Stock index futures fell on Friday as investors remained skeptical about how much of President Barack Obama's $447 billion proposal to generate U.S. jobs would make it through Congress.

Concerns also lingered about the euro zone's sovereign debt crisis on worries that policymakers were not taking enough action to boost Europe's economies.

Finance chiefs from the Group of 7 richest nations are set to meet on Friday, and the group is under heavy pressure to take action to revive flagging economic growth and calm the biggest confidence crisis in financial markets since the global credit crunch.

Obama challenged Congress on Thursday to enact tax cuts and new spending to revive a stalled job market, but he faces an uphill fight to win over Republicans.

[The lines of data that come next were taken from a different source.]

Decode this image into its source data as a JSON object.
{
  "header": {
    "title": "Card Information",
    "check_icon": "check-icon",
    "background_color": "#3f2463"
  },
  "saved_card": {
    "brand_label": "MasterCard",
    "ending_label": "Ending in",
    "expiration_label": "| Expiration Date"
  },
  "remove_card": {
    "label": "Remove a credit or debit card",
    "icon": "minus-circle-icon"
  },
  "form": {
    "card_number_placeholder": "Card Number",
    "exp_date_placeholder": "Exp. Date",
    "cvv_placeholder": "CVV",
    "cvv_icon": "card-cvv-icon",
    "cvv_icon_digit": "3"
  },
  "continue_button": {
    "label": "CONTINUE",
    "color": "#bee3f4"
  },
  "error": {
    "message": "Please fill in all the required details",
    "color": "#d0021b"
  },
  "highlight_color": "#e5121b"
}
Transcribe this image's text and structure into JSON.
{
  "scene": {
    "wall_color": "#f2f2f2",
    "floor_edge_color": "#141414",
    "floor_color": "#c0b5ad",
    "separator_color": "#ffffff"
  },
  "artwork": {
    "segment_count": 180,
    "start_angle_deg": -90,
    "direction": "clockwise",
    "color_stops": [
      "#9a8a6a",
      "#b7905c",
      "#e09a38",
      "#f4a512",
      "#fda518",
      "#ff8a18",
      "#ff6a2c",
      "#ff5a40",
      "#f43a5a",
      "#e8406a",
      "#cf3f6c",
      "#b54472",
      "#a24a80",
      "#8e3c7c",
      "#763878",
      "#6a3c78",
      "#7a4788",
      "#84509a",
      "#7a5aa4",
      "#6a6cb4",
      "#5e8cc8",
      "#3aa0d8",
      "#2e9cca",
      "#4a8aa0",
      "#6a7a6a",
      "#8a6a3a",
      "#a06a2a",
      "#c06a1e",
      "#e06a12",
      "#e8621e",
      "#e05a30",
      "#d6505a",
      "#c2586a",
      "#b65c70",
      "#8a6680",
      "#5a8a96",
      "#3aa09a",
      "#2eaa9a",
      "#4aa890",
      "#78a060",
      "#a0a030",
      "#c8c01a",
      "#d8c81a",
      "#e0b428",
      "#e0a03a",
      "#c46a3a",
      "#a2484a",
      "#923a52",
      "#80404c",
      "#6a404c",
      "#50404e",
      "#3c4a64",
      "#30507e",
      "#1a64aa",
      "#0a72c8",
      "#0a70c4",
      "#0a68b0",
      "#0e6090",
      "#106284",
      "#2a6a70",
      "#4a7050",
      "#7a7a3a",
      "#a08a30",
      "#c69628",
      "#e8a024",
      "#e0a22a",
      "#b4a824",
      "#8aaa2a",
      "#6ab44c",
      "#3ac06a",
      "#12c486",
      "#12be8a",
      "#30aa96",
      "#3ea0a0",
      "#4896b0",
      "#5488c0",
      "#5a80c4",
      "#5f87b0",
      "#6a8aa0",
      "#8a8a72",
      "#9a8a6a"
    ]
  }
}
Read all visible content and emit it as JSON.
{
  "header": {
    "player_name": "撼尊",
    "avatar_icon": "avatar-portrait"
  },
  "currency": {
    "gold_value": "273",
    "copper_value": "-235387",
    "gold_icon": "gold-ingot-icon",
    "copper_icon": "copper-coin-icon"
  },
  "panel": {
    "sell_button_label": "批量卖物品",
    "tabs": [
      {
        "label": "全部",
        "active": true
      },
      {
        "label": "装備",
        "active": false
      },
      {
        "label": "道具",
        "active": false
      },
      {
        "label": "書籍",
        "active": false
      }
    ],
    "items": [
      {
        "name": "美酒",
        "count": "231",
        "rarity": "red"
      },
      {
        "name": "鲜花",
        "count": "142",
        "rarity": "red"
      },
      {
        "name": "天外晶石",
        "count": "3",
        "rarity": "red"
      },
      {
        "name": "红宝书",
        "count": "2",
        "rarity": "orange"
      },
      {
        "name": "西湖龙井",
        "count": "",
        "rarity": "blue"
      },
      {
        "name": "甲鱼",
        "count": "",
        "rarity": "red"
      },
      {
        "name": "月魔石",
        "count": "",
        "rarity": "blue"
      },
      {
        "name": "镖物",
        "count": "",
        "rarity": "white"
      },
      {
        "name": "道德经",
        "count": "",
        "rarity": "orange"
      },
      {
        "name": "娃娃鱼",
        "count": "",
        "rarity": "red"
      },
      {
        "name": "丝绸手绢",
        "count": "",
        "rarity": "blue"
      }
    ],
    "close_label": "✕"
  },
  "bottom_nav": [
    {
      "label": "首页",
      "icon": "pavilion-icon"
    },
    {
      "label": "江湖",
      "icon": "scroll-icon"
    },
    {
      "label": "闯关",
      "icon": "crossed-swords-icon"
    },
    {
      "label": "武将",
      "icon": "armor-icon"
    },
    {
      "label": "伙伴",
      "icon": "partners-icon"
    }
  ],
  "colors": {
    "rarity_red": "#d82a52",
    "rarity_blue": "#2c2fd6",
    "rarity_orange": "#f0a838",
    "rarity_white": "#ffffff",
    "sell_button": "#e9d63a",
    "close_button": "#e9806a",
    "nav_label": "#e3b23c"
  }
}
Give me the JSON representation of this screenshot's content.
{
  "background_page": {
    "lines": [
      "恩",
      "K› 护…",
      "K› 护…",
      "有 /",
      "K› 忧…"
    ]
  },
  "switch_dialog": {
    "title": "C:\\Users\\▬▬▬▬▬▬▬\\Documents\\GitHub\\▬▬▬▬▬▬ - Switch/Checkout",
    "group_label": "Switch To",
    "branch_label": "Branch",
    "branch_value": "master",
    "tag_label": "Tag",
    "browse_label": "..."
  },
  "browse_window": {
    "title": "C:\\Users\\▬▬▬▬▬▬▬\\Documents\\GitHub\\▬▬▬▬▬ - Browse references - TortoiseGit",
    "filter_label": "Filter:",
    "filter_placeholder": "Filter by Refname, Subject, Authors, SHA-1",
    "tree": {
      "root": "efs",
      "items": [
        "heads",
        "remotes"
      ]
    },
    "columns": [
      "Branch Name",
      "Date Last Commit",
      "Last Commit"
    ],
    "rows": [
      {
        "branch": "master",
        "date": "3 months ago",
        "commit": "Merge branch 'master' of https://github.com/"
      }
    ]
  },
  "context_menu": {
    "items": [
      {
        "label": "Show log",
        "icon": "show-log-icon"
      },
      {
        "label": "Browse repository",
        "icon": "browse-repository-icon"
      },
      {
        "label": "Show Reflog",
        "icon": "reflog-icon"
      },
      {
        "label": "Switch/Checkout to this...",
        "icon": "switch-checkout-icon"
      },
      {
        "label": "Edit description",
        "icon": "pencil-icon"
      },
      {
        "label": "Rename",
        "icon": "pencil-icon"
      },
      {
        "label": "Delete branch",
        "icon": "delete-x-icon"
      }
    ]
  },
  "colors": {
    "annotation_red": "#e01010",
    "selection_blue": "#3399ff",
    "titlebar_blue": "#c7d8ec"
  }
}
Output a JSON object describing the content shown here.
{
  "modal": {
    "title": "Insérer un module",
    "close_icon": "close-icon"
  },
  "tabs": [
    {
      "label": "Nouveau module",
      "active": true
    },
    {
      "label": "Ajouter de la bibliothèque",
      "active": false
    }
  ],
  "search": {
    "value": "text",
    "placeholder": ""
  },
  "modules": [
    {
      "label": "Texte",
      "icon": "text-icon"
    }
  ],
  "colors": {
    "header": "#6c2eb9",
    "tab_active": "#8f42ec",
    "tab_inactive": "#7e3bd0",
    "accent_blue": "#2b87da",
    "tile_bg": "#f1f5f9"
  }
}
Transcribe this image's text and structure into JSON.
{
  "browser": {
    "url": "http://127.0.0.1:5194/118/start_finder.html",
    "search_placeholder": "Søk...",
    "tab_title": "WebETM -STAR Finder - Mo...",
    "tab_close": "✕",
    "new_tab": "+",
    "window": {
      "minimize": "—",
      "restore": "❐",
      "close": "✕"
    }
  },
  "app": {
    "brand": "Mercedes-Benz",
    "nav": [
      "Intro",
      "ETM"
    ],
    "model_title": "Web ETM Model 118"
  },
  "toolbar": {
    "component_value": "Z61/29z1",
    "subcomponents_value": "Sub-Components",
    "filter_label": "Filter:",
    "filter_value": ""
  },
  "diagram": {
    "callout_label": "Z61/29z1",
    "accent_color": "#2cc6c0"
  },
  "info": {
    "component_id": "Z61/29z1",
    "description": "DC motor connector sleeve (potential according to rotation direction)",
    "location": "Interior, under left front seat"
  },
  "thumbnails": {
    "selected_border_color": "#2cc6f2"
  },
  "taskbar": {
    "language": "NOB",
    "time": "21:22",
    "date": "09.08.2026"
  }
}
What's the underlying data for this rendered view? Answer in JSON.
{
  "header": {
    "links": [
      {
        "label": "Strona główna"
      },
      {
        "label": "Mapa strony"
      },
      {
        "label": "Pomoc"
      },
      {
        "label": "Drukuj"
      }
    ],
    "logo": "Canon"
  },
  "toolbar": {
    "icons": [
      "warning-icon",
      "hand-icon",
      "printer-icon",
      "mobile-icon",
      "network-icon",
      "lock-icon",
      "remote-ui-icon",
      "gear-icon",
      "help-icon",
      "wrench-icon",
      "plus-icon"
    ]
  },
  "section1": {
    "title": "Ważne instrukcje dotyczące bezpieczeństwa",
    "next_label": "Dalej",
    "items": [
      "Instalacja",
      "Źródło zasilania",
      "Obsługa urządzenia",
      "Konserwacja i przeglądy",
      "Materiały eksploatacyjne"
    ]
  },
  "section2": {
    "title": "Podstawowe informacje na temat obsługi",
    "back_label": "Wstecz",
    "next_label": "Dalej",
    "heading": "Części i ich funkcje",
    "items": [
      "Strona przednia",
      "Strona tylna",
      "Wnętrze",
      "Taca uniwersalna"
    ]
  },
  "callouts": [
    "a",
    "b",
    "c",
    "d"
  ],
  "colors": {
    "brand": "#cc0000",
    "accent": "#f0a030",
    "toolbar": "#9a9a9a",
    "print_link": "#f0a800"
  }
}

The speech was positive, but there are questions about whether it can get through Congress and how it will all be paid for, said Scott Brown, chief economist at Raymond James in St. Petersburg, Florida. At the same time, while we initially rose on the plan, Europe remains the big, big question for markets.

In China, inflation pulled back in August from a three-year high, while economic activity slowed, underlining expectations the central bank can hold off on further monetary policy tightening in the face of a global economic slowdown.

S&P 500 futures fell 2.1 points and were below fair value, a formula that evaluates pricing by taking into account interest rates, dividends and time to expiration on the contract. Dow Jones industrial average futures slid 53 points and Nasdaq 100 futures lost 2.25 points.

Bank of America Corp officials have discussed slashing roughly 40,000 jobs during the first wave of a restructuring, the Wall Street Journal said, citing people familiar with the plans. The cuts aim to reduce the bank's workforce of 280,000 over a period of years, the Journal said.

A number of brokerages, including Jefferies, cut price targets on Texas Instruments Inc after the company warned its third-quarter earnings and revenue would be worse than already low expectations as concern about an economic slowdown is stifling demand for products that use its chips.

McDonald's Corp fell 1.6 percent in premarket trading after its August restaurant sales rose less than analysts expected.

U.S. stocks closed sharply lower on Thursday after Federal Reserve Chairman Ben Bernanke gave no indications that new stimulus measures were in the works to boost the flagging economy.

(Editing by Padraic Cassidy)